“As well as picking out men at highest risk of testicular cancer, our new study also looks at the biology of disease, at what drives cells to become cancerous,” says co-author Paul Workman. “This should narrow the search for therapeutic targets and help researchers create new treatments for those men who stop responding to platinum chemotherapy.”

Workman says large-scale genetic studies such as this one are vital in defeating cancer, as the more that can be understood about the genetics behind it, the greater the possibility of selecting those most at risk and monitoring/treating them before they develop the disease.

"Although we are making good headway, there are more genetic changes that affect risk still to be found. Further studies are needed to understand how these genetic changes interact over time to influence the biology of the cell and lead to development of cancer," concludes Turnbull.

Sally Robertson

Written by

Sally Robertson

Sally has a Bachelor's Degree in Biomedical Sciences (B.Sc.). She is a specialist in reviewing and summarising the latest findings across all areas of medicine covered in major, high-impact, world-leading international medical journals, international press conferences and bulletins from governmental agencies and regulatory bodies. At News-Medical, Sally generates daily news features, life science articles and interview coverage.

Citations

Please use one of the following formats to cite this article in your essay, paper or report:

  • APA

    Robertson, Sally. (2019, June 20). Genetic testing getting better at identifying testicular cancer risk. News-Medical. Retrieved on October 27, 2020 from https://www.news-medical.net/news/20170613/Genetic-testing-getting-better-at-identifying-testicular-cancer-risk.aspx.

  • MLA

    Robertson, Sally. "Genetic testing getting better at identifying testicular cancer risk". News-Medical. 27 October 2020. <https://www.news-medical.net/news/20170613/Genetic-testing-getting-better-at-identifying-testicular-cancer-risk.aspx>.

  • Chicago

    Robertson, Sally. "Genetic testing getting better at identifying testicular cancer risk". News-Medical. https://www.news-medical.net/news/20170613/Genetic-testing-getting-better-at-identifying-testicular-cancer-risk.aspx. (accessed October 27, 2020).

  • Harvard

    Robertson, Sally. 2019. Genetic testing getting better at identifying testicular cancer risk.
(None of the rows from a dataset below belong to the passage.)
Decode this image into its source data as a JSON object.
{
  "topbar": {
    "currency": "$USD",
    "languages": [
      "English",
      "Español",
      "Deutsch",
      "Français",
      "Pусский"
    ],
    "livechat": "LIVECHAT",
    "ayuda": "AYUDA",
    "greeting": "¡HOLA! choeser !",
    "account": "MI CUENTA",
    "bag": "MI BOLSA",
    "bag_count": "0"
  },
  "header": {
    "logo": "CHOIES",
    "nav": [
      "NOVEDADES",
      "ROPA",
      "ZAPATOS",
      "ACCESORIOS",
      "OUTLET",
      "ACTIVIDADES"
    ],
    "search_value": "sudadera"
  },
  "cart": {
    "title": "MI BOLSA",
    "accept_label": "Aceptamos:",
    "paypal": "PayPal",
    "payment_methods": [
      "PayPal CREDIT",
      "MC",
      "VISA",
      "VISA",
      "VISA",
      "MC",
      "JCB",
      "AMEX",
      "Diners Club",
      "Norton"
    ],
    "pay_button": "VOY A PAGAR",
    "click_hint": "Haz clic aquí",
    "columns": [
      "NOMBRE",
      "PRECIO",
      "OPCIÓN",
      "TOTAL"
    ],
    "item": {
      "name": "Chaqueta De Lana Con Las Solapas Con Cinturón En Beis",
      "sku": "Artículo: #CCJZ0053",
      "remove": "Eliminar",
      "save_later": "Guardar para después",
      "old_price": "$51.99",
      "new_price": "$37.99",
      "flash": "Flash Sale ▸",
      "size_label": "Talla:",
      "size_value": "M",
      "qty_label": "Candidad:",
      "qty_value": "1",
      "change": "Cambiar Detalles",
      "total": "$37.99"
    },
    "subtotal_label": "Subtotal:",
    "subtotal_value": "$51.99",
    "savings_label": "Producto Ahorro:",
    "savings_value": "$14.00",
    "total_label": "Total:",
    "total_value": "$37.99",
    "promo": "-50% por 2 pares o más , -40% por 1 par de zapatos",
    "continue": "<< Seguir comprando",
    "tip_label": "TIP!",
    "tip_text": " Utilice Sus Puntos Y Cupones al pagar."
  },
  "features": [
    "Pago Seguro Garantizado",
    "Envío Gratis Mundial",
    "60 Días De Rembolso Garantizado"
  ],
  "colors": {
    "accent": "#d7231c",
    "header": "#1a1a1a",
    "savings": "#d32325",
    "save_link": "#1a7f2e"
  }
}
News-Medical, viewed 27 October 2020, https://www.news-medical.net/news/20170613/Genetic-testing-getting-better-at-identifying-testicular-cancer-risk.aspx.

Comments

The opinions expressed here are the views of the writer and do not necessarily reflect the views and opinions of News Medical.
You might also like... ×
Study characterizes biochemical mechanism of cancer-linked enzyme